Some people familiar with the accelerator’s activities estimate that the fund could invest as much as $200 million into StartX portfolio companies (the fund is uncapped). In the 15 months since StartX launched the fund, it has invested $31.4 million in 82 companies.

The new fund is also the only way for StartX to see any financial reward for the fruits of its not-insignificant labors.

Unlike its more famous accelerator peers like 500 Startups, YCombinator and Techstars, the StartX accelerator doesn’t take any equity for the work that it does with entrepreneurs.

“Our mission isn’t to create more startups, it’s to help people build startups in a more intentional way,” says Cameron Teitelman, the 26-year-old founder behind StartX.

For Teitelman, a serial entrepreneur who had launched two businesses while at Stanford, the genesis of StartX was a recognition of the inefficiencies in the traditional venture capital model.

Rather than rely on networks of influence and insider connections, Teitelman says he wanted to provide support structures for young entrepreneurs rather than the professors and professional investors who seemed to benefit from the formalized venture capital view of the world.

Opening up the toolkit of venture capitalists to the alums of one of the nation’s elite universities situated in the humming hub of technology development globally isn’t shaking the complacent pillars of the American innovation economy, but hey, Teitelman says you have to start somewhere.

The program is producing some pretty stellar results. Since it first opened its doors in 2009, investors have committed over $700 million to StartX companies.

The fund invests across a range of industries including consumer technology, education technology, business tech, biotech, healthcare information technology, clean technology, medical devices and hardware.

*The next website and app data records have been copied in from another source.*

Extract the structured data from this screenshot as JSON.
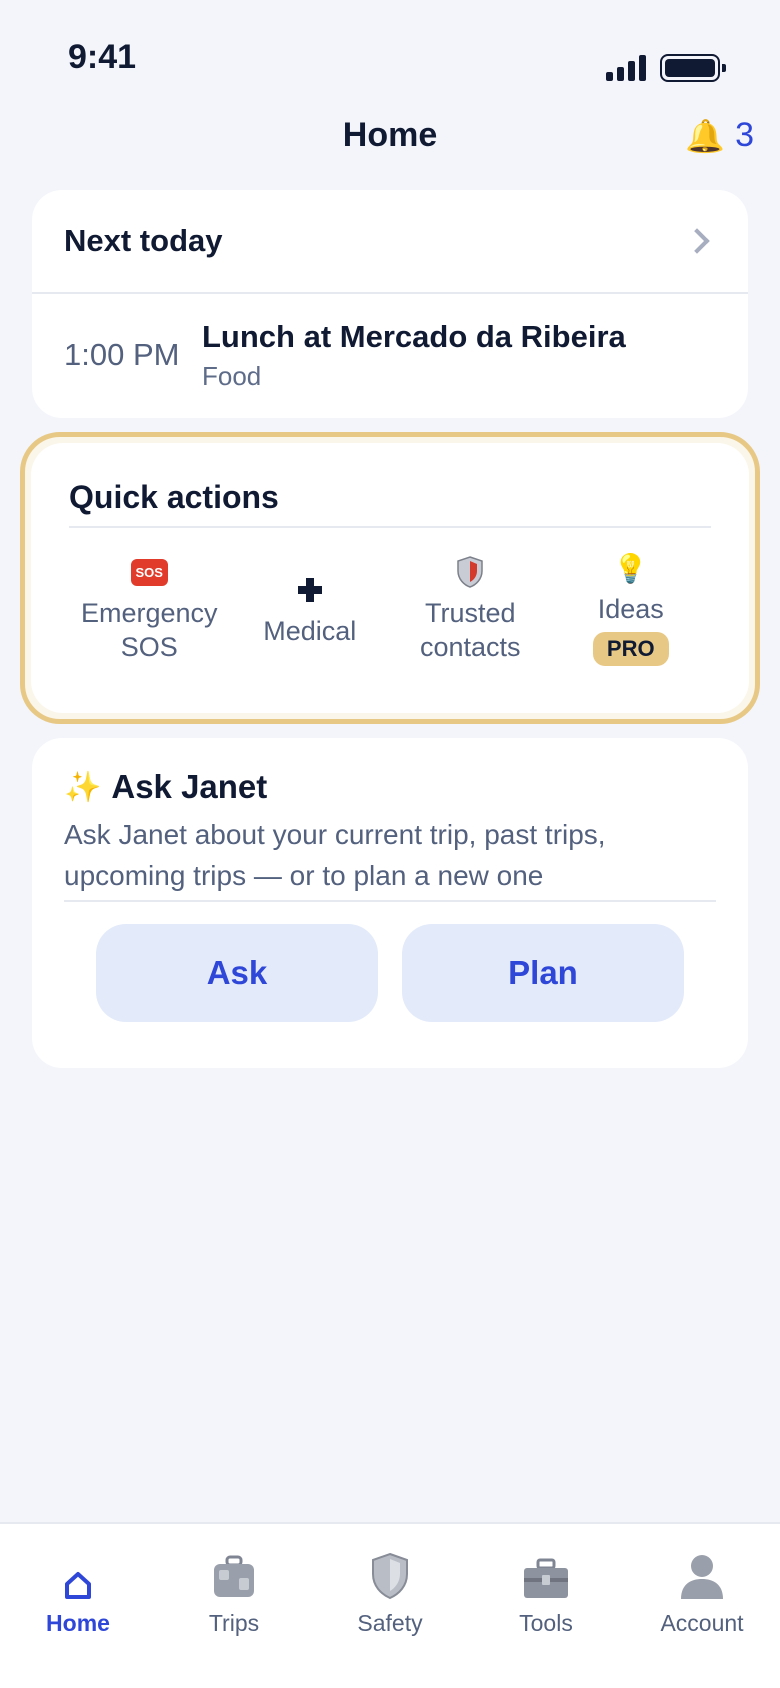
{
  "status": {
    "time": "9:41"
  },
  "header": {
    "title": "Home",
    "notification_count": "3"
  },
  "next_today": {
    "title": "Next today",
    "event": {
      "time": "1:00 PM",
      "name": "Lunch at Mercado da Ribeira",
      "category": "Food"
    }
  },
  "quick_actions": {
    "title": "Quick actions",
    "items": [
      {
        "line1": "Emergency",
        "line2": "SOS",
        "icon": "sos-icon",
        "badge_text": "SOS"
      },
      {
        "line1": "Medical",
        "icon": "medical-cross-icon"
      },
      {
        "line1": "Trusted",
        "line2": "contacts",
        "icon": "shield-icon"
      },
      {
        "line1": "Ideas",
        "icon": "lightbulb-icon",
        "badge": "PRO"
      }
    ]
  },
  "ask_janet": {
    "title": "Ask Janet",
    "description": "Ask Janet about your current trip, past trips, upcoming trips — or to plan a new one",
    "ask_label": "Ask",
    "plan_label": "Plan"
  },
  "tabs": [
    {
      "label": "Home",
      "icon": "home-icon",
      "active": true
    },
    {
      "label": "Trips",
      "icon": "luggage-icon"
    },
    {
      "label": "Safety",
      "icon": "shield-icon"
    },
    {
      "label": "Tools",
      "icon": "toolbox-icon"
    },
    {
      "label": "Account",
      "icon": "person-icon"
    }
  ],
  "colors": {
    "accent": "#2f47d8",
    "highlight": "#e8c885",
    "background": "#f3f5fa"
  }
}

Of the startups that have passed through its doors, 88% are still alive. Roughly 80% are still doing business, 9% have been acquired and 11% have had to shut down. The companies have generated $78 million in revenue, and are employing 2,035 people across the Bay Area and beyond.